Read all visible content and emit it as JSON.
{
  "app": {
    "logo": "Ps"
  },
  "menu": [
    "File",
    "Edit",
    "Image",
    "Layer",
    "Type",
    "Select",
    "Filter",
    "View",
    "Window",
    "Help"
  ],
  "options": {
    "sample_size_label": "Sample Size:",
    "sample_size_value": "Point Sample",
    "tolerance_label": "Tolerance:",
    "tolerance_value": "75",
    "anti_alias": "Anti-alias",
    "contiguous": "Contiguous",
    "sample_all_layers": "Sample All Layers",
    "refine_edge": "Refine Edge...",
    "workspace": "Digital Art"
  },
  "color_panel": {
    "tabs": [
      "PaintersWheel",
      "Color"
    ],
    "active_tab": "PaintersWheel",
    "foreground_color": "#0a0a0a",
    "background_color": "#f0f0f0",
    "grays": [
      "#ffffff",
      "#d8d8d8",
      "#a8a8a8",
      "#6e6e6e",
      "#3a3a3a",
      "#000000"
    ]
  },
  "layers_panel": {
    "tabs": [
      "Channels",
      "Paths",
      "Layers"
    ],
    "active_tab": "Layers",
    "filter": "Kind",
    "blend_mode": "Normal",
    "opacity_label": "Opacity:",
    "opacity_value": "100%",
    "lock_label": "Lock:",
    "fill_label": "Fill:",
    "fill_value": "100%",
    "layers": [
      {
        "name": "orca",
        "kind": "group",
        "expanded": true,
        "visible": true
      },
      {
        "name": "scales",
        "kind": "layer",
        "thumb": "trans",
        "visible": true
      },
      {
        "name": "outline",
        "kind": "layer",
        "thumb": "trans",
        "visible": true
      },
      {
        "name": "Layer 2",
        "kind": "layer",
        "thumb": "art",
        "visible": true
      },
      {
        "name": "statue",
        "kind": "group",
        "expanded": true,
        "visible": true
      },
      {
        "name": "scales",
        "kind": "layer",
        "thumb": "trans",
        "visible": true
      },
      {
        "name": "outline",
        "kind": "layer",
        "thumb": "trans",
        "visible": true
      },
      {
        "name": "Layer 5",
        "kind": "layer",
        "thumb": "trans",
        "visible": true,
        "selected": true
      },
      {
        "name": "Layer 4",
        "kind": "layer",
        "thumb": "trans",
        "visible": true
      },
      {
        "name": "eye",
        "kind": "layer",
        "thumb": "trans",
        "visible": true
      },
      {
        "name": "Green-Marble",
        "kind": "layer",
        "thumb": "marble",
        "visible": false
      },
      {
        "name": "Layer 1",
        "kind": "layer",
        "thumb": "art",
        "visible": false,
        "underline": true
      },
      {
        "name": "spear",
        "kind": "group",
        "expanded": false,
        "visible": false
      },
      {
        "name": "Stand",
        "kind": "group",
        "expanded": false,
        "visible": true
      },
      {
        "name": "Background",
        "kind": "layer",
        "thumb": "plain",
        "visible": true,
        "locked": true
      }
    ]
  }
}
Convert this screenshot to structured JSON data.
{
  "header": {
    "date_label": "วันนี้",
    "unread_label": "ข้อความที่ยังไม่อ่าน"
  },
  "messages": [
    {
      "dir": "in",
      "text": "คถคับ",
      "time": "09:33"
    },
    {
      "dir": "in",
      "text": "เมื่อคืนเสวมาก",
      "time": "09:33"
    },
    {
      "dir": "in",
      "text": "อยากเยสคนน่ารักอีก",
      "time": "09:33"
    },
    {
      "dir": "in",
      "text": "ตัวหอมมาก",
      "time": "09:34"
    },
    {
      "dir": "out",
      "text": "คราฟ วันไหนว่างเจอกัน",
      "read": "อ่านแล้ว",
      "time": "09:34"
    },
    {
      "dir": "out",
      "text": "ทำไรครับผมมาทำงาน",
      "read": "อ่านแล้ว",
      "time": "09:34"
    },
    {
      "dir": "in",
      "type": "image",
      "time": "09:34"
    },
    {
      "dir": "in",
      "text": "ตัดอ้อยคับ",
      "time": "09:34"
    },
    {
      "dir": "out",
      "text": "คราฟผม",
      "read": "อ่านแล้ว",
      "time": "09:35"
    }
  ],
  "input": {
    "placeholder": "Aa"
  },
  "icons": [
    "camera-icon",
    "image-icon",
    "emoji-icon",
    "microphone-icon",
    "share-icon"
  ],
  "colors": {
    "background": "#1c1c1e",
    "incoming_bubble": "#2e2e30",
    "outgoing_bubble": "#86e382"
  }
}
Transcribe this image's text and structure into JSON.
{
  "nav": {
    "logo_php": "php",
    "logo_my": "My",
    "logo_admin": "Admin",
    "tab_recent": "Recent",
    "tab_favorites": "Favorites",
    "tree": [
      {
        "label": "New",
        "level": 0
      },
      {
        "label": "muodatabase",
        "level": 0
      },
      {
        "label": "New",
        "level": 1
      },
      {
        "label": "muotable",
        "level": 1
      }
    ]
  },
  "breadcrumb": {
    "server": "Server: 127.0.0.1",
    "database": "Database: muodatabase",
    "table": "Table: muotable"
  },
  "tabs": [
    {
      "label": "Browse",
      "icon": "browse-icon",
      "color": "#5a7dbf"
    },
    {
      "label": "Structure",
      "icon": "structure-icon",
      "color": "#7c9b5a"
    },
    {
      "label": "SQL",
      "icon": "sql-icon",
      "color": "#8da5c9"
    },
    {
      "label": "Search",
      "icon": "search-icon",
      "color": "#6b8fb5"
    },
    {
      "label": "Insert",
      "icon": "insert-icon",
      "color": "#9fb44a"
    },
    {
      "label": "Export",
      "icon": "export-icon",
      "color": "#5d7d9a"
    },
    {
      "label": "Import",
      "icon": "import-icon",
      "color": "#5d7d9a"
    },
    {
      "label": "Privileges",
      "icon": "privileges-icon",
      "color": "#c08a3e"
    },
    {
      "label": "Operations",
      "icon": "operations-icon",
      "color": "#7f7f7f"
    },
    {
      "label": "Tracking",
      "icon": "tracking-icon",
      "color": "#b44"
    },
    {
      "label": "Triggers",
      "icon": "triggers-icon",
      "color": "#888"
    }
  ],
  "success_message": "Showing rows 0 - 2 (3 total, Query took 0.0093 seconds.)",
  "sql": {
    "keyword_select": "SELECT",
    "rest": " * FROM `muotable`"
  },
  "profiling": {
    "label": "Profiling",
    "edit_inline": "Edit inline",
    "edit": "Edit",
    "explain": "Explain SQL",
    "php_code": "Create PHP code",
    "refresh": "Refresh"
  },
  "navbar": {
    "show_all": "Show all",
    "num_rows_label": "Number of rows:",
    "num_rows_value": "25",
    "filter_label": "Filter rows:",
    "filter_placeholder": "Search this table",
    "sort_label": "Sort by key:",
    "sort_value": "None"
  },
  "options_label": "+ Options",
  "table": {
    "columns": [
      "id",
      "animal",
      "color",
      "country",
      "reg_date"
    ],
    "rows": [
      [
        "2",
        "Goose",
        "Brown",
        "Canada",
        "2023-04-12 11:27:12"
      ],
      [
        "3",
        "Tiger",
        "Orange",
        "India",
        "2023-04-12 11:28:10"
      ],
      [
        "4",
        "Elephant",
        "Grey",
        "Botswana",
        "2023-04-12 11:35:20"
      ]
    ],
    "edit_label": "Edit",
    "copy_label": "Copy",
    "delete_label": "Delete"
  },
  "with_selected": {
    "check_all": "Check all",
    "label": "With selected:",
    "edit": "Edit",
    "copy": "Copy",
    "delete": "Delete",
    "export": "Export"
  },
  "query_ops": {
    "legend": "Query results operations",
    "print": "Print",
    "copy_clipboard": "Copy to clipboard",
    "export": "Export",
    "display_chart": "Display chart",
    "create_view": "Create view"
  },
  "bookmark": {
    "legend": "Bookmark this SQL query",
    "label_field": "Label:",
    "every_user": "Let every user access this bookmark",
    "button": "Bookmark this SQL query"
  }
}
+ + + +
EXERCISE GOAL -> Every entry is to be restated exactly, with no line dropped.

RESPONSE TO THE EXERCISE ->
Read all visible content and emit it as JSON.
{
  "app": {
    "logo": "Ps"
  },
  "menu": [
    "File",
    "Edit",
    "Image",
    "Layer",
    "Type",
    "Select",
    "Filter",
    "View",
    "Window",
    "Help"
  ],
  "options": {
    "sample_size_label": "Sample Size:",
    "sample_size_value": "Point Sample",
    "tolerance_label": "Tolerance:",
    "tolerance_value": "75",
    "anti_alias": "Anti-alias",
    "contiguous": "Contiguous",
    "sample_all_layers": "Sample All Layers",
    "refine_edge": "Refine Edge...",
    "workspace": "Digital Art"
  },
  "color_panel": {
    "tabs": [
      "PaintersWheel",
      "Color"
    ],
    "active_tab": "PaintersWheel",
    "foreground_color": "#0a0a0a",
    "background_color": "#f0f0f0",
    "grays": [
      "#ffffff",
      "#d8d8d8",
      "#a8a8a8",
      "#6e6e6e",
      "#3a3a3a",
      "#000000"
    ]
  },
  "layers_panel": {
    "tabs": [
      "Channels",
      "Paths",
      "Layers"
    ],
    "active_tab": "Layers",
    "filter": "Kind",
    "blend_mode": "Normal",
    "opacity_label": "Opacity:",
    "opacity_value": "100%",
    "lock_label": "Lock:",
    "fill_label": "Fill:",
    "fill_value": "100%",
    "layers": [
      {
        "name": "orca",
        "kind": "group",
        "expanded": true,
        "visible": true
      },
      {
        "name": "scales",
        "kind": "layer",
        "thumb": "trans",
        "visible": true
      },
      {
        "name": "outline",
        "kind": "layer",
        "thumb": "trans",
        "visible": true
      },
      {
        "name": "Layer 2",
        "kind": "layer",
        "thumb": "art",
        "visible": true
      },
      {
        "name": "statue",
        "kind": "group",
        "expanded": true,
        "visible": true
      },
      {
        "name": "scales",
        "kind": "layer",
        "thumb": "trans",
        "visible": true
      },
      {
        "name": "outline",
        "kind": "layer",
        "thumb": "trans",
        "visible": true
      },
      {
        "name": "Layer 5",
        "kind": "layer",
        "thumb": "trans",
        "visible": true,
        "selected": true
      },
      {
        "name": "Layer 4",
        "kind": "layer",
        "thumb": "trans",
        "visible": true
      },
      {
        "name": "eye",
        "kind": "layer",
        "thumb": "trans",
        "visible": true
      },
      {
        "name": "Green-Marble",
        "kind": "layer",
        "thumb": "marble",
        "visible": false
      },
      {
        "name": "Layer 1",
        "kind": "layer",
        "thumb": "art",
        "visible": false,
        "underline": true
      },
      {
        "name": "spear",
        "kind": "group",
        "expanded": false,
        "visible": false
      },
      {
        "name": "Stand",
        "kind": "group",
        "expanded": false,
        "visible": true
      },
      {
        "name": "Background",
        "kind": "layer",
        "thumb": "plain",
        "visible": true,
        "locked": true
      }
    ]
  }
}
Convert this screenshot to structured JSON data.
{
  "header": {
    "date_label": "วันนี้",
    "unread_label": "ข้อความที่ยังไม่อ่าน"
  },
  "messages": [
    {
      "dir": "in",
      "text": "คถคับ",
      "time": "09:33"
    },
    {
      "dir": "in",
      "text": "เมื่อคืนเสวมาก",
      "time": "09:33"
    },
    {
      "dir": "in",
      "text": "อยากเยสคนน่ารักอีก",
      "time": "09:33"
    },
    {
      "dir": "in",
      "text": "ตัวหอมมาก",
      "time": "09:34"
    },
    {
      "dir": "out",
      "text": "คราฟ วันไหนว่างเจอกัน",
      "read": "อ่านแล้ว",
      "time": "09:34"
    },
    {
      "dir": "out",
      "text": "ทำไรครับผมมาทำงาน",
      "read": "อ่านแล้ว",
      "time": "09:34"
    },
    {
      "dir": "in",
      "type": "image",
      "time": "09:34"
    },
    {
      "dir": "in",
      "text": "ตัดอ้อยคับ",
      "time": "09:34"
    },
    {
      "dir": "out",
      "text": "คราฟผม",
      "read": "อ่านแล้ว",
      "time": "09:35"
    }
  ],
  "input": {
    "placeholder": "Aa"
  },
  "icons": [
    "camera-icon",
    "image-icon",
    "emoji-icon",
    "microphone-icon",
    "share-icon"
  ],
  "colors": {
    "background": "#1c1c1e",
    "incoming_bubble": "#2e2e30",
    "outgoing_bubble": "#86e382"
  }
}
Transcribe this image's text and structure into JSON.
{
  "nav": {
    "logo_php": "php",
    "logo_my": "My",
    "logo_admin": "Admin",
    "tab_recent": "Recent",
    "tab_favorites": "Favorites",
    "tree": [
      {
        "label": "New",
        "level": 0
      },
      {
        "label": "muodatabase",
        "level": 0
      },
      {
        "label": "New",
        "level": 1
      },
      {
        "label": "muotable",
        "level": 1
      }
    ]
  },
  "breadcrumb": {
    "server": "Server: 127.0.0.1",
    "database": "Database: muodatabase",
    "table": "Table: muotable"
  },
  "tabs": [
    {
      "label": "Browse",
      "icon": "browse-icon",
      "color": "#5a7dbf"
    },
    {
      "label": "Structure",
      "icon": "structure-icon",
      "color": "#7c9b5a"
    },
    {
      "label": "SQL",
      "icon": "sql-icon",
      "color": "#8da5c9"
    },
    {
      "label": "Search",
      "icon": "search-icon",
      "color": "#6b8fb5"
    },
    {
      "label": "Insert",
      "icon": "insert-icon",
      "color": "#9fb44a"
    },
    {
      "label": "Export",
      "icon": "export-icon",
      "color": "#5d7d9a"
    },
    {
      "label": "Import",
      "icon": "import-icon",
      "color": "#5d7d9a"
    },
    {
      "label": "Privileges",
      "icon": "privileges-icon",
      "color": "#c08a3e"
    },
    {
      "label": "Operations",
      "icon": "operations-icon",
      "color": "#7f7f7f"
    },
    {
      "label": "Tracking",
      "icon": "tracking-icon",
      "color": "#b44"
    },
    {
      "label": "Triggers",
      "icon": "triggers-icon",
      "color": "#888"
    }
  ],
  "success_message": "Showing rows 0 - 2 (3 total, Query took 0.0093 seconds.)",
  "sql": {
    "keyword_select": "SELECT",
    "rest": " * FROM `muotable`"
  },
  "profiling": {
    "label": "Profiling",
    "edit_inline": "Edit inline",
    "edit": "Edit",
    "explain": "Explain SQL",
    "php_code": "Create PHP code",
    "refresh": "Refresh"
  },
  "navbar": {
    "show_all": "Show all",
    "num_rows_label": "Number of rows:",
    "num_rows_value": "25",
    "filter_label": "Filter rows:",
    "filter_placeholder": "Search this table",
    "sort_label": "Sort by key:",
    "sort_value": "None"
  },
  "options_label": "+ Options",
  "table": {
    "columns": [
      "id",
      "animal",
      "color",
      "country",
      "reg_date"
    ],
    "rows": [
      [
        "2",
        "Goose",
        "Brown",
        "Canada",
        "2023-04-12 11:27:12"
      ],
      [
        "3",
        "Tiger",
        "Orange",
        "India",
        "2023-04-12 11:28:10"
      ],
      [
        "4",
        "Elephant",
        "Grey",
        "Botswana",
        "2023-04-12 11:35:20"
      ]
    ],
    "edit_label": "Edit",
    "copy_label": "Copy",
    "delete_label": "Delete"
  },
  "with_selected": {
    "check_all": "Check all",
    "label": "With selected:",
    "edit": "Edit",
    "copy": "Copy",
    "delete": "Delete",
    "export": "Export"
  },
  "query_ops": {
    "legend": "Query results operations",
    "print": "Print",
    "copy_clipboard": "Copy to clipboard",
    "export": "Export",
    "display_chart": "Display chart",
    "create_view": "Create view"
  },
  "bookmark": {
    "legend": "Bookmark this SQL query",
    "label_field": "Label:",
    "every_user": "Let every user access this bookmark",
    "button": "Bookmark this SQL query"
  }
}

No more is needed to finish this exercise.